Just a little blog post with a link to a great story from the BBC magazine website. I hope this lovely story of wartime charity will be an encouragement to all you generous quilters who make and donate quilts for good causes.
Joseph Briddock, 79, lived through the wartime bombing of London. He and his family lost three homes and most of their possessions in that time. Soon after the war they were the recipients of a box from Care, a charity set up in the USA in 1945. In their box they found a quilt as well as the much needed packets and tins of food.
Here are some of Joseph’s recollections recorded by Camila Ruz in her article:
“It was a real quality thing to get,” he explains. “It was so warm and luxurious…”
It was his mother who saved the quilt. She kept it with her for 30 years until her death in 1978. Her son found it at her house afterwards and took it home.
“I’ve got massive feelings of connection with that time so it’s something I would never have let go,” he explains.
“We thought about those ladies painstakingly making it and we loved it and revered it and we’ve treasured it.”
It may only have been a small gift, he says. But it had a massive effect.

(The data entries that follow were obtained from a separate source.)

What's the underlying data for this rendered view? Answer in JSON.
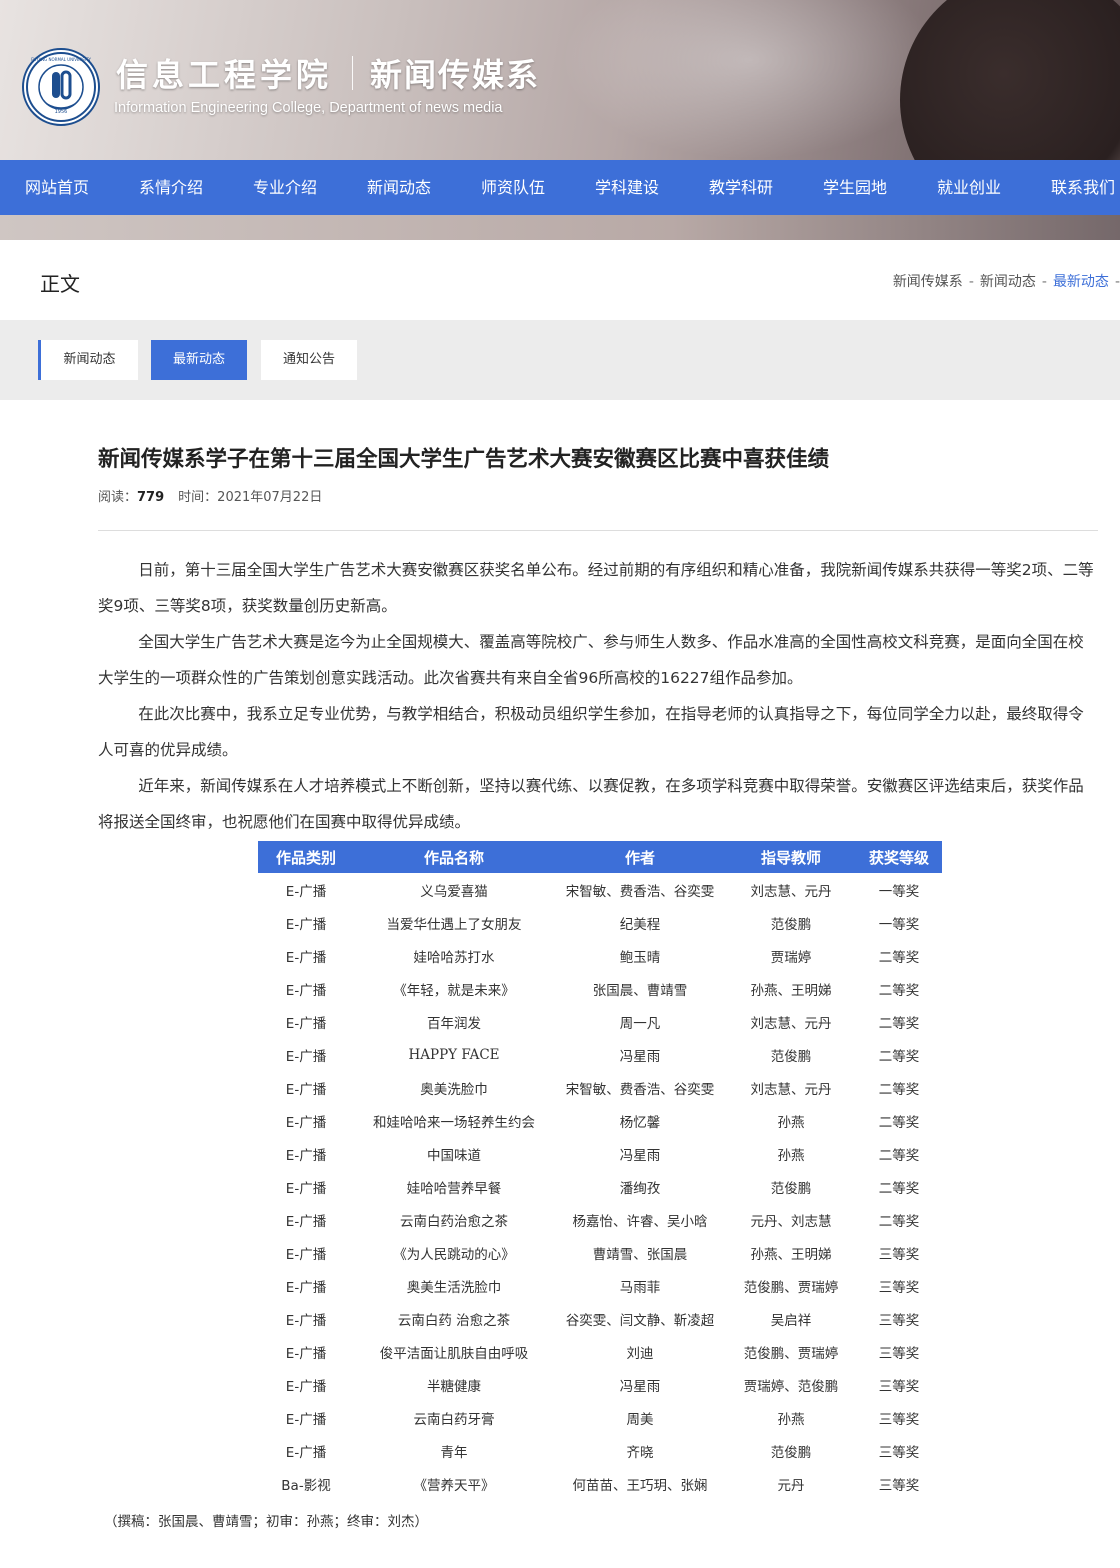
{
  "header": {
    "title": "信息工程学院",
    "department": "新闻传媒系",
    "english": "Information Engineering College,  Department of news media",
    "logo_text": "FUYANG NORMAL UNIVERSITY",
    "logo_year": "1956"
  },
  "nav": {
    "items": [
      "网站首页",
      "系情介绍",
      "专业介绍",
      "新闻动态",
      "师资队伍",
      "学科建设",
      "教学科研",
      "学生园地",
      "就业创业",
      "联系我们"
    ]
  },
  "page": {
    "section_title": "正文",
    "breadcrumb": [
      "新闻传媒系",
      "新闻动态",
      "最新动态"
    ],
    "breadcrumb_trailing_sep": "-"
  },
  "subtabs": [
    "新闻动态",
    "最新动态",
    "通知公告"
  ],
  "article": {
    "title": "新闻传媒系学子在第十三届全国大学生广告艺术大赛安徽赛区比赛中喜获佳绩",
    "reads_label": "阅读：",
    "reads": "779",
    "time_label": "时间：",
    "time": "2021年07月22日",
    "paragraphs": [
      "日前，第十三届全国大学生广告艺术大赛安徽赛区获奖名单公布。经过前期的有序组织和精心准备，我院新闻传媒系共获得一等奖2项、二等奖9项、三等奖8项，获奖数量创历史新高。",
      "全国大学生广告艺术大赛是迄今为止全国规模大、覆盖高等院校广、参与师生人数多、作品水准高的全国性高校文科竞赛，是面向全国在校大学生的一项群众性的广告策划创意实践活动。此次省赛共有来自全省96所高校的16227组作品参加。",
      "在此次比赛中，我系立足专业优势，与教学相结合，积极动员组织学生参加，在指导老师的认真指导之下，每位同学全力以赴，最终取得令人可喜的优异成绩。",
      "近年来，新闻传媒系在人才培养模式上不断创新，坚持以赛代练、以赛促教，在多项学科竞赛中取得荣誉。安徽赛区评选结束后，获奖作品将报送全国终审，也祝愿他们在国赛中取得优异成绩。"
    ],
    "table": {
      "headers": [
        "作品类别",
        "作品名称",
        "作者",
        "指导教师",
        "获奖等级"
      ],
      "rows": [
        [
          "E-广播",
          "义乌爱喜猫",
          "宋智敏、费香浩、谷奕雯",
          "刘志慧、元丹",
          "一等奖"
        ],
        [
          "E-广播",
          "当爱华仕遇上了女朋友",
          "纪美程",
          "范俊鹏",
          "一等奖"
        ],
        [
          "E-广播",
          "娃哈哈苏打水",
          "鲍玉晴",
          "贾瑞婷",
          "二等奖"
        ],
        [
          "E-广播",
          "《年轻，就是未来》",
          "张国晨、曹靖雪",
          "孙燕、王明娣",
          "二等奖"
        ],
        [
          "E-广播",
          "百年润发",
          "周一凡",
          "刘志慧、元丹",
          "二等奖"
        ],
        [
          "E-广播",
          "HAPPY FACE",
          "冯星雨",
          "范俊鹏",
          "二等奖"
        ],
        [
          "E-广播",
          "奥美洗脸巾",
          "宋智敏、费香浩、谷奕雯",
          "刘志慧、元丹",
          "二等奖"
        ],
        [
          "E-广播",
          "和娃哈哈来一场轻养生约会",
          "杨忆馨",
          "孙燕",
          "二等奖"
        ],
        [
          "E-广播",
          "中国味道",
          "冯星雨",
          "孙燕",
          "二等奖"
        ],
        [
          "E-广播",
          "娃哈哈营养早餐",
          "潘绚孜",
          "范俊鹏",
          "二等奖"
        ],
        [
          "E-广播",
          "云南白药治愈之茶",
          "杨嘉怡、许睿、吴小晗",
          "元丹、刘志慧",
          "二等奖"
        ],
        [
          "E-广播",
          "《为人民跳动的心》",
          "曹靖雪、张国晨",
          "孙燕、王明娣",
          "三等奖"
        ],
        [
          "E-广播",
          "奥美生活洗脸巾",
          "马雨菲",
          "范俊鹏、贾瑞婷",
          "三等奖"
        ],
        [
          "E-广播",
          "云南白药 治愈之茶",
          "谷奕雯、闫文静、靳凌超",
          "吴启祥",
          "三等奖"
        ],
        [
          "E-广播",
          "俊平洁面让肌肤自由呼吸",
          "刘迪",
          "范俊鹏、贾瑞婷",
          "三等奖"
        ],
        [
          "E-广播",
          "半糖健康",
          "冯星雨",
          "贾瑞婷、范俊鹏",
          "三等奖"
        ],
        [
          "E-广播",
          "云南白药牙膏",
          "周美",
          "孙燕",
          "三等奖"
        ],
        [
          "E-广播",
          "青年",
          "齐晓",
          "范俊鹏",
          "三等奖"
        ],
        [
          "Ba-影视",
          "《营养天平》",
          "何苗苗、王巧玥、张娴",
          "元丹",
          "三等奖"
        ]
      ]
    },
    "footnote": "（撰稿：张国晨、曹靖雪；初审：孙燕；终审：刘杰）"
  },
  "colors": {
    "accent": "#3d6fd8",
    "logo_blue": "#1d4e8f"
  }
}
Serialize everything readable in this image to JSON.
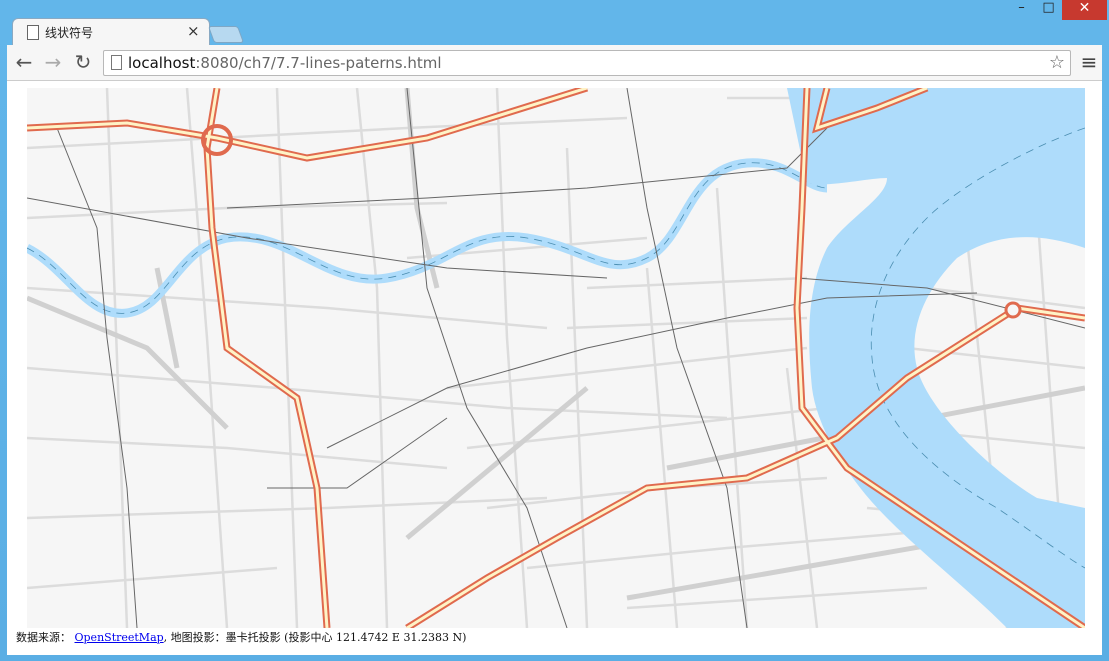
{
  "tab": {
    "title": "线状符号",
    "close": "×"
  },
  "window": {
    "minimize": "–",
    "maximize": "□",
    "close": "✕"
  },
  "nav": {
    "back": "←",
    "forward": "→",
    "reload": "↻",
    "star": "☆",
    "menu": "≡"
  },
  "address": {
    "host": "localhost",
    "path": ":8080/ch7/7.7-lines-paterns.html"
  },
  "attribution": {
    "source_label": "数据来源：",
    "source_link": "OpenStreetMap",
    "projection_text": ", 地图投影：墨卡托投影 (投影中心 121.4742 E 31.2383 N)"
  },
  "map_colors": {
    "land": "#f6f6f6",
    "water": "#aedcfb",
    "road_casing": "#e06a4e",
    "road_fill": "#fff3c6",
    "minor_road": "#dadada",
    "rail": "#555555",
    "ferry": "#4a8db0"
  },
  "icons": [
    "page-icon",
    "close-icon",
    "back-icon",
    "forward-icon",
    "reload-icon",
    "star-icon",
    "menu-icon"
  ]
}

What a moving story! A reminder that civilians along with servicemen and women pay the price of war long beyond the ceasefire; and that anonymous acts of kindness can have the most profound effect on those who receive a gift that provides both practical and emotional support.
Care are still providing packages for people in need. I know that during WWII many people in the UK received quilts via the Canadian Red Cross and no doubt there were other organisations and individuals who gave their time and resources to make and distribute quilts that would have provided far more than physical warmth to those who received beautiful gifts in such harsh times.